Exercise description | Extract all data as written.

Element data from apps and pages:
^^^^

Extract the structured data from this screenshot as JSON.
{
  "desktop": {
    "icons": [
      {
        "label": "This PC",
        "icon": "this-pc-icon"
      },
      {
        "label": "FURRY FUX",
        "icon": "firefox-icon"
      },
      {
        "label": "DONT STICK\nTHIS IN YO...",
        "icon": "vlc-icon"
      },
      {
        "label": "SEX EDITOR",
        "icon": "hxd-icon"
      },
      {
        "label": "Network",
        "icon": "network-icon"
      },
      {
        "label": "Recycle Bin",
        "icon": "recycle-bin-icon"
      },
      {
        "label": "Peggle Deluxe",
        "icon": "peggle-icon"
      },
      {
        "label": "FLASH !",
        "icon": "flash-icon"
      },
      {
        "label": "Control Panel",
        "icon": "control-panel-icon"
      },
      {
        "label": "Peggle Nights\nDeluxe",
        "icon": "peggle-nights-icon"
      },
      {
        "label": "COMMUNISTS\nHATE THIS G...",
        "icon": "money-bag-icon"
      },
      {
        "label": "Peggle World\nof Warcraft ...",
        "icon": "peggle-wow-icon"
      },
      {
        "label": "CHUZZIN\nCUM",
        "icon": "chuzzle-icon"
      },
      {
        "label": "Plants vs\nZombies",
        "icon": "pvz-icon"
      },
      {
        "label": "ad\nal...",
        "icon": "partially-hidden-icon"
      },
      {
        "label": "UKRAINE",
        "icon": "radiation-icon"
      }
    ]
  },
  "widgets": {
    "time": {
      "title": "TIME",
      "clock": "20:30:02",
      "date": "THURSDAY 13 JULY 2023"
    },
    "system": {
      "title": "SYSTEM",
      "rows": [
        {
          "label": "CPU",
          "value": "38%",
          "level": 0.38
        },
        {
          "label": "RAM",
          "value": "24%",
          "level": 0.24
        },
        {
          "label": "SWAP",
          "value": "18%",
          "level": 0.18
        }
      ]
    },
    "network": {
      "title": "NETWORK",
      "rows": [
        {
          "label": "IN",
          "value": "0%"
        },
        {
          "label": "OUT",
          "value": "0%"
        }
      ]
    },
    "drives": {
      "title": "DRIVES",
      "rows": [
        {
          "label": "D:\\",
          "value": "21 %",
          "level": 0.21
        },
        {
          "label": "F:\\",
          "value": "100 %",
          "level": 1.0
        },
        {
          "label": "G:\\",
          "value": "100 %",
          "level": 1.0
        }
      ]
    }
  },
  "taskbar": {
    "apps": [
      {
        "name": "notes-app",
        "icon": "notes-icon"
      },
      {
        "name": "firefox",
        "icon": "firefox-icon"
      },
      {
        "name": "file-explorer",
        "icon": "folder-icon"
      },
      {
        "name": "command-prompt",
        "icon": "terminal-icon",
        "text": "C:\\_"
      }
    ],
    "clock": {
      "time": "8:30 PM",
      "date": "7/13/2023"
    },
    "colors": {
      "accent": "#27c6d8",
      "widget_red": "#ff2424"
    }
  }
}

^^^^

Exercise solution |
Extract the structured data from this screenshot as JSON.
{
  "desktop": {
    "icons": [
      {
        "label": "This PC",
        "icon": "this-pc-icon"
      },
      {
        "label": "FURRY FUX",
        "icon": "firefox-icon"
      },
      {
        "label": "DONT STICK\nTHIS IN YO...",
        "icon": "vlc-icon"
      },
      {
        "label": "SEX EDITOR",
        "icon": "hxd-icon"
      },
      {
        "label": "Network",
        "icon": "network-icon"
      },
      {
        "label": "Recycle Bin",
        "icon": "recycle-bin-icon"
      },
      {
        "label": "Peggle Deluxe",
        "icon": "peggle-icon"
      },
      {
        "label": "FLASH !",
        "icon": "flash-icon"
      },
      {
        "label": "Control Panel",
        "icon": "control-panel-icon"
      },
      {
        "label": "Peggle Nights\nDeluxe",
        "icon": "peggle-nights-icon"
      },
      {
        "label": "COMMUNISTS\nHATE THIS G...",
        "icon": "money-bag-icon"
      },
      {
        "label": "Peggle World\nof Warcraft ...",
        "icon": "peggle-wow-icon"
      },
      {
        "label": "CHUZZIN\nCUM",
        "icon": "chuzzle-icon"
      },
      {
        "label": "Plants vs\nZombies",
        "icon": "pvz-icon"
      },
      {
        "label": "ad\nal...",
        "icon": "partially-hidden-icon"
      },
      {
        "label": "UKRAINE",
        "icon": "radiation-icon"
      }
    ]
  },
  "widgets": {
    "time": {
      "title": "TIME",
      "clock": "20:30:02",
      "date": "THURSDAY 13 JULY 2023"
    },
    "system": {
      "title": "SYSTEM",
      "rows": [
        {
          "label": "CPU",
          "value": "38%",
          "level": 0.38
        },
        {
          "label": "RAM",
          "value": "24%",
          "level": 0.24
        },
        {
          "label": "SWAP",
          "value": "18%",
          "level": 0.18
        }
      ]
    },
    "network": {
      "title": "NETWORK",
      "rows": [
        {
          "label": "IN",
          "value": "0%"
        },
        {
          "label": "OUT",
          "value": "0%"
        }
      ]
    },
    "drives": {
      "title": "DRIVES",
      "rows": [
        {
          "label": "D:\\",
          "value": "21 %",
          "level": 0.21
        },
        {
          "label": "F:\\",
          "value": "100 %",
          "level": 1.0
        },
        {
          "label": "G:\\",
          "value": "100 %",
          "level": 1.0
        }
      ]
    }
  },
  "taskbar": {
    "apps": [
      {
        "name": "notes-app",
        "icon": "notes-icon"
      },
      {
        "name": "firefox",
        "icon": "firefox-icon"
      },
      {
        "name": "file-explorer",
        "icon": "folder-icon"
      },
      {
        "name": "command-prompt",
        "icon": "terminal-icon",
        "text": "C:\\_"
      }
    ],
    "clock": {
      "time": "8:30 PM",
      "date": "7/13/2023"
    },
    "colors": {
      "accent": "#27c6d8",
      "widget_red": "#ff2424"
    }
  }
}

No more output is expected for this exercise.